HOW TO COMPLETE THIS TASK. Using the listing below, please gather every line containing the word "JSON".

┏━━

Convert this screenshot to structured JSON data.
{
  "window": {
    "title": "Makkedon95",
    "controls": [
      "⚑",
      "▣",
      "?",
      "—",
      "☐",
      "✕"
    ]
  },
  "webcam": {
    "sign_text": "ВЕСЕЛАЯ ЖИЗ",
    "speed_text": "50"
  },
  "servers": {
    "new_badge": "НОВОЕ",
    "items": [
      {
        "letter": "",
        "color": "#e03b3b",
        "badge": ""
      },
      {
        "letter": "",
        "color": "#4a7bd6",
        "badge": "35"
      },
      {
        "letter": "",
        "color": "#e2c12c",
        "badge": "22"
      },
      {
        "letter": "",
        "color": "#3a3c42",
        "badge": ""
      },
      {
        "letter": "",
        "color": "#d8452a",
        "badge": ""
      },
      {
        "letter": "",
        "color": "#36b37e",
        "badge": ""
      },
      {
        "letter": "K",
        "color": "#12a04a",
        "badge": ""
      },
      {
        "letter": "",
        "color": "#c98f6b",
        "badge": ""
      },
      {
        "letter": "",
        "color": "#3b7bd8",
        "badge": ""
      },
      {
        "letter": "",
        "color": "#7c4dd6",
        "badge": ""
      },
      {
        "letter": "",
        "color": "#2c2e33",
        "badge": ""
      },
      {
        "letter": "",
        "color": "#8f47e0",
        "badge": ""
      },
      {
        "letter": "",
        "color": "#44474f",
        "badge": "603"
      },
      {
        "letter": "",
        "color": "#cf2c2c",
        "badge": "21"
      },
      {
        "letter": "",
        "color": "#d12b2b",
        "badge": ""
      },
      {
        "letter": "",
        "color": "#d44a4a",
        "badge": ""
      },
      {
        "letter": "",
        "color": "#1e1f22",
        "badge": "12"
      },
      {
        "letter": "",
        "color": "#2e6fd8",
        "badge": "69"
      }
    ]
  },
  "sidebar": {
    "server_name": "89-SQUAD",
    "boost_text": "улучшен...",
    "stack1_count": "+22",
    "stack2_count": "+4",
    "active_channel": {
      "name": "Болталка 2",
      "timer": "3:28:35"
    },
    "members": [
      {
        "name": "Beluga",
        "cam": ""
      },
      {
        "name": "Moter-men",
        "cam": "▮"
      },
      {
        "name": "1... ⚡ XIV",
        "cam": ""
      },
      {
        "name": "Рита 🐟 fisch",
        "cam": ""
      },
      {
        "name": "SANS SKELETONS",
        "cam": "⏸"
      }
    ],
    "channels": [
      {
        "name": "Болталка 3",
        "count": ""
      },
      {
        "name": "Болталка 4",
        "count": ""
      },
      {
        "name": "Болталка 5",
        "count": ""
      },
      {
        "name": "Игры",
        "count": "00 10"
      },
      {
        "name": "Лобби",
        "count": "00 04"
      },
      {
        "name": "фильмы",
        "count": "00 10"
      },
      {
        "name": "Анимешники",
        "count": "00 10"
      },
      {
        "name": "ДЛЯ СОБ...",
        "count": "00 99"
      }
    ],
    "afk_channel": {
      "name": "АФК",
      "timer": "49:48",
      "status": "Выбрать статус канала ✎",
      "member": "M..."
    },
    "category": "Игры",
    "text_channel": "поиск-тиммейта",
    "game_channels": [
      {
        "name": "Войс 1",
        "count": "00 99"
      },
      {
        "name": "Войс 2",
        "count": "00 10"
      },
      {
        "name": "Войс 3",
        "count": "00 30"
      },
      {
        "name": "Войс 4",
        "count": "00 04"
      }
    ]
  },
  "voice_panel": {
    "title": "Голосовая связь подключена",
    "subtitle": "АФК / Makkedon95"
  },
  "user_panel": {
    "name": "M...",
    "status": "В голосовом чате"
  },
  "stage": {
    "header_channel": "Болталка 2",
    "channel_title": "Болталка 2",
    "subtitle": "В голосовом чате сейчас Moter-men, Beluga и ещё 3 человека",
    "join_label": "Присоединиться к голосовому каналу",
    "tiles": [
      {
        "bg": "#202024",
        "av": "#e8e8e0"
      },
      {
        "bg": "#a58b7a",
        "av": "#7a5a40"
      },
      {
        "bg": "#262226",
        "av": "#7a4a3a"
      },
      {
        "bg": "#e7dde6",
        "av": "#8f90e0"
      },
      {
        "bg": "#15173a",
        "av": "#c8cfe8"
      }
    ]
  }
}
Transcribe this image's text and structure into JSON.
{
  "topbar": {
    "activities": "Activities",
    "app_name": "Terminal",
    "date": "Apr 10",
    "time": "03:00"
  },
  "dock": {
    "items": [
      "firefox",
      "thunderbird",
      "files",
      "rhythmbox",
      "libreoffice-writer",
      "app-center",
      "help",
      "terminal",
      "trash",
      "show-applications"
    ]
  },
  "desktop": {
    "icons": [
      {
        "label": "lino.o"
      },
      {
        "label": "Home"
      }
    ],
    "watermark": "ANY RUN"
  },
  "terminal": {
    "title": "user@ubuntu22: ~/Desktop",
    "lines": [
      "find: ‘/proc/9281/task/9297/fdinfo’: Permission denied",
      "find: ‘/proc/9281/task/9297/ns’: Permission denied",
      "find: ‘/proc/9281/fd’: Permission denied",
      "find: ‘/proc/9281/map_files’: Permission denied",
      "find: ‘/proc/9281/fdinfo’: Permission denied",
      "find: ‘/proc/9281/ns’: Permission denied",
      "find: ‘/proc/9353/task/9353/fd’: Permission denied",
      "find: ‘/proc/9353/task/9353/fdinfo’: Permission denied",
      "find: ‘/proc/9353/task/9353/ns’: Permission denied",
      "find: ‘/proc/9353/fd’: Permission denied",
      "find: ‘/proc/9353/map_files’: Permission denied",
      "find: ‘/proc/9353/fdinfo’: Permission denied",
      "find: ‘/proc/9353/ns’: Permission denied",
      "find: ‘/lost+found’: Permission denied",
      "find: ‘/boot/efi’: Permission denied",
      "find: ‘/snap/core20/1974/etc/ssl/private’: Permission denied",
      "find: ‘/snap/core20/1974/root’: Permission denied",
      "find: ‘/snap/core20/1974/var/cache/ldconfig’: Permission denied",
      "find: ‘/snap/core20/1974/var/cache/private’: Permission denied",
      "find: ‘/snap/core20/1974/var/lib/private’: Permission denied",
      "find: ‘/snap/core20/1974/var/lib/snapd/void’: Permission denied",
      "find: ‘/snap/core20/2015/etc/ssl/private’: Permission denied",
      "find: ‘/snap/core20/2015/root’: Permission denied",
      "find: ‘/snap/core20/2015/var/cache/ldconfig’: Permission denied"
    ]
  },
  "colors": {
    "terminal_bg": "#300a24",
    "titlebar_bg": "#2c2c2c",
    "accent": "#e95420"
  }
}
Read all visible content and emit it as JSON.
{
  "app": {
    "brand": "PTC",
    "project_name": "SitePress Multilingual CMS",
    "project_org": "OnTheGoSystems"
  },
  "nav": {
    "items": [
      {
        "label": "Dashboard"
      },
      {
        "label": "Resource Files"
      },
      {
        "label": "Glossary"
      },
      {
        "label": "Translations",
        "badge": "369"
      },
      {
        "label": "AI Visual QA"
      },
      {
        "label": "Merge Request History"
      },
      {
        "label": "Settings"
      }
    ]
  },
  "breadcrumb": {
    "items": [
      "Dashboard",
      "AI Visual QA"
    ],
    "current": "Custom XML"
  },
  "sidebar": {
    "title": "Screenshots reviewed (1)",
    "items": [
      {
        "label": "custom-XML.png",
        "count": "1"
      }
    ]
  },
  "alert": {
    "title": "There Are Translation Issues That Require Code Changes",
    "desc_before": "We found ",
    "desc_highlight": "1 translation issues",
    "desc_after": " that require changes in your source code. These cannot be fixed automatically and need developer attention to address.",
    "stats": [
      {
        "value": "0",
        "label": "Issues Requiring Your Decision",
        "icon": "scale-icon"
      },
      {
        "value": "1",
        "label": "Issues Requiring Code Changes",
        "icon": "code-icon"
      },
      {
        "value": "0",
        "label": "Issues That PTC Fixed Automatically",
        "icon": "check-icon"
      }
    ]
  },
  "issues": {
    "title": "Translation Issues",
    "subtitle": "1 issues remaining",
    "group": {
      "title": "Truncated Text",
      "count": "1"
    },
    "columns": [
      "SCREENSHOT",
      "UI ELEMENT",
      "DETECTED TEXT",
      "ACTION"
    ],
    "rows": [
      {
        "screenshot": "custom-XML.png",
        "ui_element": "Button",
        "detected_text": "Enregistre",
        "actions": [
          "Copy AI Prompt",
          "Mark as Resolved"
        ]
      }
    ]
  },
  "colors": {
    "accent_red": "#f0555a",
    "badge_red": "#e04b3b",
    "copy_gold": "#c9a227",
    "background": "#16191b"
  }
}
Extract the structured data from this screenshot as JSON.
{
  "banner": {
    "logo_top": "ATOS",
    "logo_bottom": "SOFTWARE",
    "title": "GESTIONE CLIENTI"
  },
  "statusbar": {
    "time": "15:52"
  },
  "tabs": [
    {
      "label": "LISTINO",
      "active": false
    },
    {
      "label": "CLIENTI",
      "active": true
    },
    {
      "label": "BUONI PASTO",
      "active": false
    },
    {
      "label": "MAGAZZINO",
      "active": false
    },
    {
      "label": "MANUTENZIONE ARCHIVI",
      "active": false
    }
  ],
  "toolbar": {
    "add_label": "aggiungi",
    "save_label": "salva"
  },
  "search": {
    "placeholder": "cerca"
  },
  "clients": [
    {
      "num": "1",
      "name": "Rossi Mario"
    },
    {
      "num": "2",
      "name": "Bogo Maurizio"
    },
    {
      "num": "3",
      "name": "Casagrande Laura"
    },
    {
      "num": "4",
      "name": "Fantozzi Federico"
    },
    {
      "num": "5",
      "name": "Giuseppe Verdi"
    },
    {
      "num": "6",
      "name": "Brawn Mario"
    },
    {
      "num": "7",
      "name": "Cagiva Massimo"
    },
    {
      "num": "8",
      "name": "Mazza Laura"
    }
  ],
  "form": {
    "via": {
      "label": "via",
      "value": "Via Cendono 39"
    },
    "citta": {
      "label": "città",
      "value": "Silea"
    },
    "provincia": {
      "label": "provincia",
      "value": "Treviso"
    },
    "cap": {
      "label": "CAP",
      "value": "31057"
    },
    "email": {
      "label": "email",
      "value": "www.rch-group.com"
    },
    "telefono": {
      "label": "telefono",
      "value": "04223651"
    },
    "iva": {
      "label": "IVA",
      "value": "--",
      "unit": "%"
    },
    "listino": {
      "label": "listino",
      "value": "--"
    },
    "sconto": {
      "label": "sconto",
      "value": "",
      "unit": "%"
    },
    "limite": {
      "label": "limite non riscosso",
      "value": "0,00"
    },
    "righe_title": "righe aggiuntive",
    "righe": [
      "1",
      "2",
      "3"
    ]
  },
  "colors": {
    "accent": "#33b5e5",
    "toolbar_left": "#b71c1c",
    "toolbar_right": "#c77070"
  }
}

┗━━

RESPONSE.
Convert this screenshot to structured JSON data.
Transcribe this image's text and structure into JSON.
Read all visible content and emit it as JSON.
Extract the structured data from this screenshot as JSON.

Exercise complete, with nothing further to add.